Now, threepence may not sound much of a saving to you, my dear reader, but you should know that at that time, potatoes sold for sixpence a stone (14 pounds), a seat in the cinema was fourpence, and you could buy five Woodbine cigarettes for two pence, or four apples for a penny. So, a woman who saved threepence on one transaction, could well feel pleased with herself.
This particular lady was well pleased as she drove home to her little farmhouse with her husband in their pony and trap. She had already decided to buy another dozen boxes of these matches next Saturday, and that would see her through the winter months. She had also decided to say nothing to her neighbour ’till the week after, when maybe they’d be all gone.
Eight o’clock mass that Sunday morning was in a cold church, two and a half miles drive from the farm, and it was near ten o’clock by the time they got home, and she knelt at the hearth to light the fire and put on the kettle for the tea. “Himself” was coming in after unyoking the pony when he heard his wife fervently cursing on her knees by the hearth.
“The divil blast that bloody Jewman for a swindlin’ bastard” she ranted.
“Hauld on there girl” said himself, “what’s wrong at all?”
“These God cursed Dutch matches won’t light,” she said, tears of rage and shame rolling down her face, for she had boasted of her bargain to her husband on the way home.
He picked up the box and tried to strike one. No good – another, the head crumpled – one more, not a spark. He put down the box, smiled indulgently at her, and said “you were codded girl” and handed her his own box of “decent” matches.
She lit the fire, got the breakfast, and life proceeded in the house. After the breakfast, she took the dozen packets of Dutch matches and placed them carefully on the chimney-breast, beside the picture of the Sacred Heart, and thought about next Saturday and her anger simmered.
When next Saturday came, she went to town as usual and on arrival she marched with resolute step to the door with the brass place which said J. Smullian, Financier. She went in and rapped on the little office counter.
As Smullian appeared, greeting her graciously, she slammed down the matches, which incidentally had dried off to perfection after spending the week on the chimney piece.
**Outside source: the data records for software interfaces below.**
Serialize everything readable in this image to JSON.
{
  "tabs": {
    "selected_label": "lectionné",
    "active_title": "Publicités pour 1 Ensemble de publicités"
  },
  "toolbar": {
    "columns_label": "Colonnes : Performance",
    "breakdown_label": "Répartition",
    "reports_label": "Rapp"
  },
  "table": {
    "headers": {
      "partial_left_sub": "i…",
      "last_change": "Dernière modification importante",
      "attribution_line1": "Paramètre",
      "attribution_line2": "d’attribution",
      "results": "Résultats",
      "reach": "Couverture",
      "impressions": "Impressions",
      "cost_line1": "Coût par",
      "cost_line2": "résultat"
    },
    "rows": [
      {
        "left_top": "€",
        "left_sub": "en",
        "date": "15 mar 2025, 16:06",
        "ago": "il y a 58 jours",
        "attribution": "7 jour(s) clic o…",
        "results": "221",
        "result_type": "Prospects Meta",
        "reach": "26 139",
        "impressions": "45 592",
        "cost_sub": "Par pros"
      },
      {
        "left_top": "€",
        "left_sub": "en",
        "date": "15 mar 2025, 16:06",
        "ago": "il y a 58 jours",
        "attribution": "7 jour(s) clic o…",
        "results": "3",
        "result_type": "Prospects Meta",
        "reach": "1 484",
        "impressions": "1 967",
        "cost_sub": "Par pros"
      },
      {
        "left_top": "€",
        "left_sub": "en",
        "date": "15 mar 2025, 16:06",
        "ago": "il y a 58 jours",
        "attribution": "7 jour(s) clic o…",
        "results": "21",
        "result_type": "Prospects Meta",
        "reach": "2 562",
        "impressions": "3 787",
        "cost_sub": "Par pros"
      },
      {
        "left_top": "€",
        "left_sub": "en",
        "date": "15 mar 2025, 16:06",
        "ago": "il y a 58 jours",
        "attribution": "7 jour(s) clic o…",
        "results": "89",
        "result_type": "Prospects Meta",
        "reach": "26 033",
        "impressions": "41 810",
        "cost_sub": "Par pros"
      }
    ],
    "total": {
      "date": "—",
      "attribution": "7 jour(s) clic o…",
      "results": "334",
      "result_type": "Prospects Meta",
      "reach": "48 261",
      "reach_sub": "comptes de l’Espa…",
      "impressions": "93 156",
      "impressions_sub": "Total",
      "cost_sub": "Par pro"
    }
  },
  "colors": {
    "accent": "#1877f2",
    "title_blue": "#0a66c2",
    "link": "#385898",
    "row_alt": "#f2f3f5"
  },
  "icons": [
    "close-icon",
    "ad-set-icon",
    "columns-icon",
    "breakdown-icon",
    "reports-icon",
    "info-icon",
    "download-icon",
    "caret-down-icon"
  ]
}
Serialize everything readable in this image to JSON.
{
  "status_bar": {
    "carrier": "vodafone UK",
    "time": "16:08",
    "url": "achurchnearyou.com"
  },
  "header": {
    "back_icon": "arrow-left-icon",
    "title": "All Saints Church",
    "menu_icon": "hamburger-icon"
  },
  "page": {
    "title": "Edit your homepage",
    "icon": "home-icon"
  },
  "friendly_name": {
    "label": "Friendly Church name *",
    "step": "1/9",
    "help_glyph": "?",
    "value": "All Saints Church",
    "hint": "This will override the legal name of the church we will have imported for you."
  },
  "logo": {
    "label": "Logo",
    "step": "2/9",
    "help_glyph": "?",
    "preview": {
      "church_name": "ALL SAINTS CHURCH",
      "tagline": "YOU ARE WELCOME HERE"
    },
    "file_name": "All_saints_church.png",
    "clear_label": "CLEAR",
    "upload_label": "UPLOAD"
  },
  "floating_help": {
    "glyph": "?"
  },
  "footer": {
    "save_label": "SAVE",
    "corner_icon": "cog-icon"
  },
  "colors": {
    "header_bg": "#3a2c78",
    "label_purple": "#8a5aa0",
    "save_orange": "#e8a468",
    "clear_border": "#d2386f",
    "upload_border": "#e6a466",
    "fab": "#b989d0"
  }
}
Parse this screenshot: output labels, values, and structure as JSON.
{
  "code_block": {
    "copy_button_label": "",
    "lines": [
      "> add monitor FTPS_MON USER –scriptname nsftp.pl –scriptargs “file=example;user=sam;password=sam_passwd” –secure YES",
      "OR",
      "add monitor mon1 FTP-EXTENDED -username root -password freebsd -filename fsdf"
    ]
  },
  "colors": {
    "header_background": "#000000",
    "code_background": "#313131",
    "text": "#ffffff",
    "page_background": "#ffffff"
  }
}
“Them matches are useless,” she snapped. “They won’t light and I wants me ninepence back, and I may say you have a neck to be coddin’ decent people out of their hard earned money.”
“Just a minute Ma’am” he said, totally ignoring the insult. “Let me see.” He took up the nearest box and opened it taking out a match. He looked at it carefully, and then, lifting up his knee in front of him, he reached behind and swished the match swiftly along the underside of his buttock, the friction causing the match to light perfectly. He blew it out and took out another, and repeated the process, and again it lit. As he extinguished the third match, he closed the packet and moved it towards her with a smile.
“There’s nothing whatever wrong with these matches, dear lady,” he said “They light perfectly.”
She reddened with anger and replied “It’s all very well for you to say that Mr. Smullian, but where the hell do ye think I’m going to find a Jewman’s arse at seven o’clock in the morning when I want to light a fire?”
I leave it to you to guess whether or not she recovered her ninepence!
Mikey was a very short man who rode a very old, very high bike. He was described by one of his colleagues as being –
“Like a cat up on a pair of scissors.”
About Geoff Cronin – 1923 – 2017
There were few jobs that Geoff could not turn his hands to, and over the years he mastered an impressive number of professional undertakings. Master baker and confectioner, mobile cinema operator, salesman, band leader, senior executive and master wood turner, storyteller and writer.
Geoff Cronin published his first book in 2005 at age 82. The Colour of Life is a collection of stories of life in Waterford during his childhood and early adulthood in the 1920s, 30s and 40s. This was followed by two further books that related tales of further adventures in Waterford and Dublin.
Thank you for dropping in today and you can read the previous chapters of The Colour of Life in this directory: